**TASK BRIEF**
Check every line of the data below for "Simple". Copy each one that has it.

**DATA PROVIDED**

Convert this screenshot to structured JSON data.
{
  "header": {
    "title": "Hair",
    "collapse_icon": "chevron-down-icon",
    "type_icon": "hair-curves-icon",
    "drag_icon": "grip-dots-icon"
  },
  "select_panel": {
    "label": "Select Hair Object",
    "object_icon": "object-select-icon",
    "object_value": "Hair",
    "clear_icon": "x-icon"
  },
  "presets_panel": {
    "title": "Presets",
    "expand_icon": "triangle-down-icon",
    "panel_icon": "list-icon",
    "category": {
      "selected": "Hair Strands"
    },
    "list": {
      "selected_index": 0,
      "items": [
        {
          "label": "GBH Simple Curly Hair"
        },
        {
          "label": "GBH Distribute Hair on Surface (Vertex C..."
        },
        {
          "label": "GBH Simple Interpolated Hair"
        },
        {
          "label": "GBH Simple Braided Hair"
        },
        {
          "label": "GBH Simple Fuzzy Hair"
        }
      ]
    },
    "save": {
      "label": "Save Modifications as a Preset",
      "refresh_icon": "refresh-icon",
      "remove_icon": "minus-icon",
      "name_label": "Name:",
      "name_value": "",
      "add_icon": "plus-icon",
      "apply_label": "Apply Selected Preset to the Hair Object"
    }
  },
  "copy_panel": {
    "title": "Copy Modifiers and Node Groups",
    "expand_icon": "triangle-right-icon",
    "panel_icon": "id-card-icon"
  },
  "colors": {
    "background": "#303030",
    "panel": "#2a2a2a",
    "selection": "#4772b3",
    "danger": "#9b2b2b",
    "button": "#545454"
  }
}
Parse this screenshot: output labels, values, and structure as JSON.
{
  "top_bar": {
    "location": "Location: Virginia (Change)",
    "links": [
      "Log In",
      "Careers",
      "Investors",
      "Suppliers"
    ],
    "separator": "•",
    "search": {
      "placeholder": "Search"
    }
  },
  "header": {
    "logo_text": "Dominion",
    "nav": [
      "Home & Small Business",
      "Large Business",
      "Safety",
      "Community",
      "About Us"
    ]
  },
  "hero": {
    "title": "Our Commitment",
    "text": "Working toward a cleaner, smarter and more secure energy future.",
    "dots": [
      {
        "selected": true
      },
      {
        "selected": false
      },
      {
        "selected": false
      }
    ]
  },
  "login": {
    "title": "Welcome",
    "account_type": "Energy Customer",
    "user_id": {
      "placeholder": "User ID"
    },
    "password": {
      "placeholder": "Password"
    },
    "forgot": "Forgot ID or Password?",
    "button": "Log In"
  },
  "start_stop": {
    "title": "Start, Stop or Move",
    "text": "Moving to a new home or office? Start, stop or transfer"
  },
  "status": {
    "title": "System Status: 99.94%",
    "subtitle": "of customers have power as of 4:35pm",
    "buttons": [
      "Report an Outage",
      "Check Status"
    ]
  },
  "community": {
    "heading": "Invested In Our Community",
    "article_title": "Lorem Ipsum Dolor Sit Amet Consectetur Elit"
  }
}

**ANSWER FOR THIS EXERCISE**
          "label": "GBH Simple Curly Hair"
          "label": "GBH Simple Interpolated Hair"
          "label": "GBH Simple Braided Hair"
          "label": "GBH Simple Fuzzy Hair"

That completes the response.